Most children grow up in a nuclear or extended family, interacting first with one or two parents, and then with siblings, with relations, and with friends, networks which constitute the most important part of the child’s environment. This volume considers the interplay between an individual’s social interactions and his cognitive development, tracing the effects on this interplay on children of a variety of ages, and discussing the role of conflict, the neo-Piagetian and Vygotskyan approaches, and therapies to increase social competence. The book demonstrates that cognitive development is closely related to other aspects of the individual, including emotions.

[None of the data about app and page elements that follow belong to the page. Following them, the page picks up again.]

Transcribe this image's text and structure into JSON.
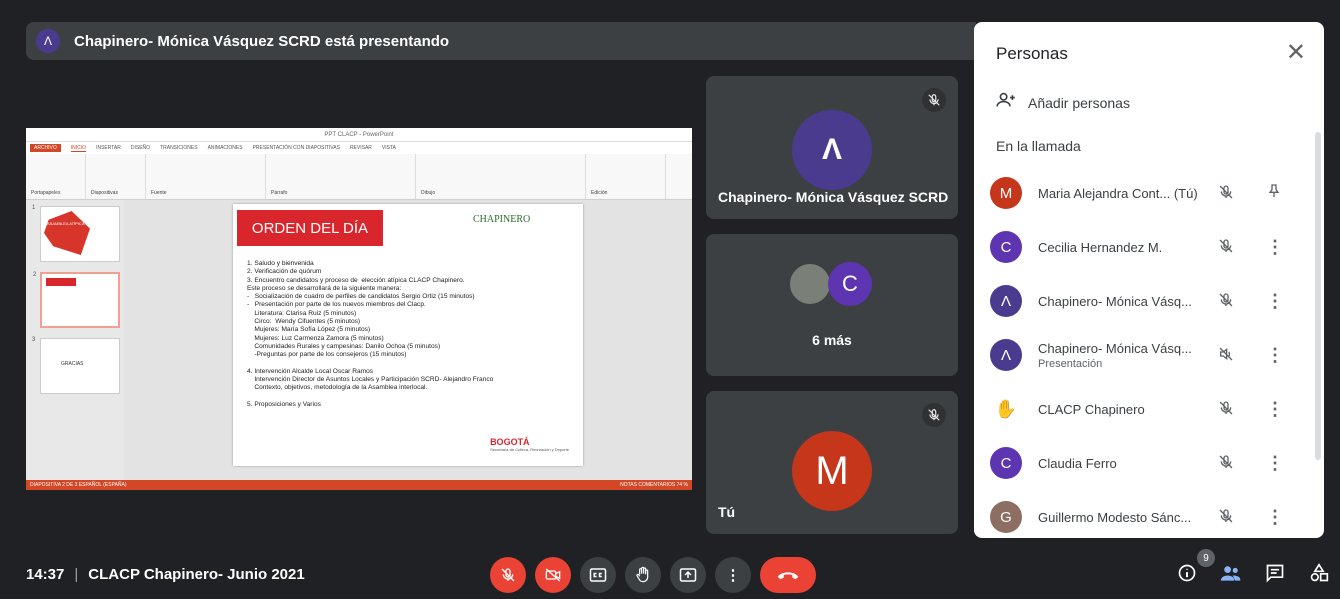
{
  "banner": {
    "text": "Chapinero- Mónica Vásquez SCRD está presentando"
  },
  "screen": {
    "app_title": "PPT CLACP - PowerPoint",
    "tabs": [
      "ARCHIVO",
      "INICIO",
      "INSERTAR",
      "DISEÑO",
      "TRANSICIONES",
      "ANIMACIONES",
      "PRESENTACIÓN CON DIAPOSITIVAS",
      "REVISAR",
      "VISTA"
    ],
    "ribbon_groups": [
      "Portapapeles",
      "Diapositivas",
      "Fuente",
      "Párrafo",
      "Dibujo",
      "Edición"
    ],
    "thumb1_title": "ASAMBLEA ATÍPICA CLACP",
    "thumb3_title": "GRACIAS",
    "slide_title": "ORDEN DEL DÍA",
    "slide_locality": "CHAPINERO",
    "agenda": "1. Saludo y bienvenida\n2. Verificación de quórum\n3. Encuentro candidatos y proceso de  elección atípica CLACP Chapinero.\nEste proceso se desarrollará de la siguiente manera:\n-   Socialización de cuadro de perfiles de candidatos Sergio Ortiz (15 minutos)\n-   Presentación por parte de los nuevos miembros del Clacp.\n    Literatura: Clarisa Ruiz (5 minutos)\n    Circo:  Wendy Cifuentes (5 minutos)\n    Mujeres: María Sofía López (5 minutos)\n    Mujeres: Luz Carmenza Zamora (5 minutos)\n    Comunidades Rurales y campesinas: Danilo Ochoa (5 minutos)\n    -Preguntas por parte de los consejeros (15 minutos)\n\n4. Intervención Alcalde Local Oscar Ramos\n    Intervención Director de Asuntos Locales y Participación SCRD- Alejandro Franco\n    Contexto, objetivos, metodología de la Asamblea interlocal.\n\n5. Proposiciones y Varios",
    "logo": "BOGOTÁ",
    "logo_sub": "Secretaría de Cultura, Recreación y Deporte",
    "status_left": "DIAPOSITIVA 2 DE 3    ESPAÑOL (ESPAÑA)",
    "status_right": "NOTAS   COMENTARIOS   74 %"
  },
  "tiles": {
    "presenter_name": "Chapinero- Mónica Vásquez SCRD",
    "more_label": "6 más",
    "more_initial": "C",
    "self_label": "Tú",
    "self_initial": "M"
  },
  "panel": {
    "title": "Personas",
    "add_label": "Añadir personas",
    "section_label": "En la llamada",
    "people": [
      {
        "initial": "M",
        "name": "Maria Alejandra Cont... (Tú)",
        "sub": "",
        "color": "#c5361b",
        "action": "pin"
      },
      {
        "initial": "C",
        "name": "Cecilia Hernandez M.",
        "sub": "",
        "color": "#5e35b1",
        "action": "more"
      },
      {
        "initial": "Λ",
        "name": "Chapinero- Mónica Vásq...",
        "sub": "",
        "color": "#4b3b8f",
        "action": "more"
      },
      {
        "initial": "Λ",
        "name": "Chapinero- Mónica Vásq...",
        "sub": "Presentación",
        "color": "#4b3b8f",
        "action": "more"
      },
      {
        "initial": "✋",
        "name": "CLACP Chapinero",
        "sub": "",
        "color": "#ffffff",
        "action": "more"
      },
      {
        "initial": "C",
        "name": "Claudia Ferro",
        "sub": "",
        "color": "#5e35b1",
        "action": "more"
      },
      {
        "initial": "G",
        "name": "Guillermo Modesto Sánc...",
        "sub": "",
        "color": "#8d6e63",
        "action": "more"
      }
    ]
  },
  "bottom": {
    "time": "14:37",
    "meeting": "CLACP Chapinero- Junio 2021",
    "participants_count": "9"
  }
}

Patterns of brain evolution within carnivoran mammals
Margot MICHAUD,Former Fyssen 2019 Patterns of brain evolution within carnivoran mammals (Click here to see the poster) Abstract:Encephalization, to be understood as a larger brain size than predicted for a given body size, is presumed to confer selective advantages due to enhanced cognition and broader behavioural flexibility. However, decades of research on brain evolution have […]En savoir plus
The implications of thumb movements for Neanderthal and modern human manipulation
Ameline Bardo, Former Fyssen 2017 The implications of thumb movements for Neanderthal and modern human manipulation Ameline Bardo, Marie-Hélène Moncel, Christopher J. Dunmore, Tracy L. Kivell, Emmanuelle Pouydebat & Raphaël Cornette Scientific Reports volume 10, Article number: 19323 (2020) Abstract : Much research has debated the technological abilities of Neanderthals relative to those of early […]En savoir plus